## ACTIVITY
All lines of the entries with "StandardJMeterEngine" in them must be listed.

::::

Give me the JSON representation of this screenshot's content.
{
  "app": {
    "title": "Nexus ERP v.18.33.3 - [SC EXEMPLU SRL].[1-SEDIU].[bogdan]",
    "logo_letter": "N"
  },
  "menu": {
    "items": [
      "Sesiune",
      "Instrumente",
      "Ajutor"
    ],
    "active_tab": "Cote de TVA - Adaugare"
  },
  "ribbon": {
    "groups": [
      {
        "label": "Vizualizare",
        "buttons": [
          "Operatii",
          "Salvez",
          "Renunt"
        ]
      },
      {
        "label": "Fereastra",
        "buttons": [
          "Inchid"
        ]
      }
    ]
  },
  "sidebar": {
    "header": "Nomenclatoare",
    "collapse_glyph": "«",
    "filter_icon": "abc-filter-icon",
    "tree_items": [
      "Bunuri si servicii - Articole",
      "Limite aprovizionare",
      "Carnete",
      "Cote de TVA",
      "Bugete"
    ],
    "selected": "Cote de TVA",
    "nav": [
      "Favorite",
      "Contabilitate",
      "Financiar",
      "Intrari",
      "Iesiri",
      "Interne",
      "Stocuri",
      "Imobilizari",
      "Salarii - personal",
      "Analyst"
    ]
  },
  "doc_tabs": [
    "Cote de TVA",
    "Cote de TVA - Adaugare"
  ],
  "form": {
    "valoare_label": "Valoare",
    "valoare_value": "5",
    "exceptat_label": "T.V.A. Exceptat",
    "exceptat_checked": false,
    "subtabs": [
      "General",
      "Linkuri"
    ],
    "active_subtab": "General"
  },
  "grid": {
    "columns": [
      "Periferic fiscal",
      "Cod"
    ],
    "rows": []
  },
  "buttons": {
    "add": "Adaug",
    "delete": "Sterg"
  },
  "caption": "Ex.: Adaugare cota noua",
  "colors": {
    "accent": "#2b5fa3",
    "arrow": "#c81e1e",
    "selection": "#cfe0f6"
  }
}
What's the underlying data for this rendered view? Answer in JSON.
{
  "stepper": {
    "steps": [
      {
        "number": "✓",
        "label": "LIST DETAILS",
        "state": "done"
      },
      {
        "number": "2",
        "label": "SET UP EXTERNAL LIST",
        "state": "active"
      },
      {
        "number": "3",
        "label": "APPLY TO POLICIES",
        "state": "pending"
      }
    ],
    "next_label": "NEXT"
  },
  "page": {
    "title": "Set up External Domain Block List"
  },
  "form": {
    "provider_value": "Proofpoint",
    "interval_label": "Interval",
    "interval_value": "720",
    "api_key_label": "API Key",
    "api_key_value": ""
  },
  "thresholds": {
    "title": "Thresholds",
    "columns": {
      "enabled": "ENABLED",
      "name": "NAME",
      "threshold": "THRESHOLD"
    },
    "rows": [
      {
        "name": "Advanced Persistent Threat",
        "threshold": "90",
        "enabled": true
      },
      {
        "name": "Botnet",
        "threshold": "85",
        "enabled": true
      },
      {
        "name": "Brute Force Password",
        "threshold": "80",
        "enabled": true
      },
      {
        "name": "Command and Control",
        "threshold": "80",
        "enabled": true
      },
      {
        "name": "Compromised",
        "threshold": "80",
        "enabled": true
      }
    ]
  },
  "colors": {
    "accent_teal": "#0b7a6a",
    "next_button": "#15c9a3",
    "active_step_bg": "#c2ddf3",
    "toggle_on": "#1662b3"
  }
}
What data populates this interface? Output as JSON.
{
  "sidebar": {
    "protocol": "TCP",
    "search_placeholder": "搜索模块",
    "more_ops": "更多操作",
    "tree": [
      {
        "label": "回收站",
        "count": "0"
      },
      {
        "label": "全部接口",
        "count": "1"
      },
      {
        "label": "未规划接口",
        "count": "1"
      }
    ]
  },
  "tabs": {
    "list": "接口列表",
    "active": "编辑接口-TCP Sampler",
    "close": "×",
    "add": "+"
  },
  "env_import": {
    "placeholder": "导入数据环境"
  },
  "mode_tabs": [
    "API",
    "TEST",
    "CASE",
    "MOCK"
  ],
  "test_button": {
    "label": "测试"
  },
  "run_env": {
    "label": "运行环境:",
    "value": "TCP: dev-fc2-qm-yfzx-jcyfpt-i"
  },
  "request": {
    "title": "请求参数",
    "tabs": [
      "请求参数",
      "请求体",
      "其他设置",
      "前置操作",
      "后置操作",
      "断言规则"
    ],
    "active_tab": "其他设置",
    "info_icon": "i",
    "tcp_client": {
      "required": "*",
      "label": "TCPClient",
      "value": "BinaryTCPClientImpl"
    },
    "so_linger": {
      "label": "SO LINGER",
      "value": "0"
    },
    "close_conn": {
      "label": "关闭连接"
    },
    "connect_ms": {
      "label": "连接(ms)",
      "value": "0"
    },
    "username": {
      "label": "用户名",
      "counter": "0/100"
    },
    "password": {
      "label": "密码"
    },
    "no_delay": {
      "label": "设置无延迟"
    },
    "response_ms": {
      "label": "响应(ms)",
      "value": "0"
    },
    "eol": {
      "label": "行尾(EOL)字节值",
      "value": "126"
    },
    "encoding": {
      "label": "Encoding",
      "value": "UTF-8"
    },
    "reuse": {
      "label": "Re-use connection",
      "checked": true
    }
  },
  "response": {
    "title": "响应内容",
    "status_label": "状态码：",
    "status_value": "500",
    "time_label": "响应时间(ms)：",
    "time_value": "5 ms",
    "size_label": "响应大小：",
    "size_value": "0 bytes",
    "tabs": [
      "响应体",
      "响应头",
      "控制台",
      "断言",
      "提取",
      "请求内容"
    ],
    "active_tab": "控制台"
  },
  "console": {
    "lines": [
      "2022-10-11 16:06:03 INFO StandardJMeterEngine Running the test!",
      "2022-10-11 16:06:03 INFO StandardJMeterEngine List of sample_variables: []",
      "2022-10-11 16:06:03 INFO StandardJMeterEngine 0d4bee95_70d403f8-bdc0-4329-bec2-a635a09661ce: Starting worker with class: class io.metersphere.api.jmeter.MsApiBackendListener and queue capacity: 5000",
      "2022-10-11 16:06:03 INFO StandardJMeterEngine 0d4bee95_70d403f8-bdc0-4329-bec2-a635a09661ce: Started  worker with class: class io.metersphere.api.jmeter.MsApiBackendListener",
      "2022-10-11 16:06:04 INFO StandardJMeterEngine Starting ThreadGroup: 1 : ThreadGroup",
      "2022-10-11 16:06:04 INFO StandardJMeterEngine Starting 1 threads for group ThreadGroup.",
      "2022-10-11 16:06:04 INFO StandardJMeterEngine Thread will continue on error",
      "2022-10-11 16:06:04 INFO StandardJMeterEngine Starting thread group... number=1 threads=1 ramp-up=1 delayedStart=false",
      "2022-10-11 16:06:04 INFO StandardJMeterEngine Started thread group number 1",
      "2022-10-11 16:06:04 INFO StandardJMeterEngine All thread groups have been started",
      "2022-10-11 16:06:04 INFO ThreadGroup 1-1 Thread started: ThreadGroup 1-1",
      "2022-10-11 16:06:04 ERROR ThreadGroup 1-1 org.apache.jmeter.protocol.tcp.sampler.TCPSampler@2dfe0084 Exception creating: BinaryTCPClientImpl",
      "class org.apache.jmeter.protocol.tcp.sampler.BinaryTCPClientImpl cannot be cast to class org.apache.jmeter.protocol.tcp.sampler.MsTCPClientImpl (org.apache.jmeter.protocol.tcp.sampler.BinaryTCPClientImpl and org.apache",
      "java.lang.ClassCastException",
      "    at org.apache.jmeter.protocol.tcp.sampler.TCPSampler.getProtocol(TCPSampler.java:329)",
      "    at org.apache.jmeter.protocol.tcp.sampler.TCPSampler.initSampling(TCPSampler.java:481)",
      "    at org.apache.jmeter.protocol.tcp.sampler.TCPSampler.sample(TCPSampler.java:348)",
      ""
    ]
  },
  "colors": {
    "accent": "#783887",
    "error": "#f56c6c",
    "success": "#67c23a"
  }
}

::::

## ANSWER BOX
      "2022-10-11 16:06:03 INFO StandardJMeterEngine Running the test!",
      "2022-10-11 16:06:03 INFO StandardJMeterEngine List of sample_variables: []",
      "2022-10-11 16:06:03 INFO StandardJMeterEngine 0d4bee95_70d403f8-bdc0-4329-bec2-a635a09661ce: Starting worker with class: class io.metersphere.api.jmeter.MsApiBackendListener and queue capacity: 5000",
      "2022-10-11 16:06:03 INFO StandardJMeterEngine 0d4bee95_70d403f8-bdc0-4329-bec2-a635a09661ce: Started  worker with class: class io.metersphere.api.jmeter.MsApiBackendListener",
      "2022-10-11 16:06:04 INFO StandardJMeterEngine Starting ThreadGroup: 1 : ThreadGroup",
      "2022-10-11 16:06:04 INFO StandardJMeterEngine Starting 1 threads for group ThreadGroup.",
      "2022-10-11 16:06:04 INFO StandardJMeterEngine Thread will continue on error",
      "2022-10-11 16:06:04 INFO StandardJMeterEngine Starting thread group... number=1 threads=1 ramp-up=1 delayedStart=false",
      "2022-10-11 16:06:04 INFO StandardJMeterEngine Started thread group number 1",
      "2022-10-11 16:06:04 INFO StandardJMeterEngine All thread groups have been started",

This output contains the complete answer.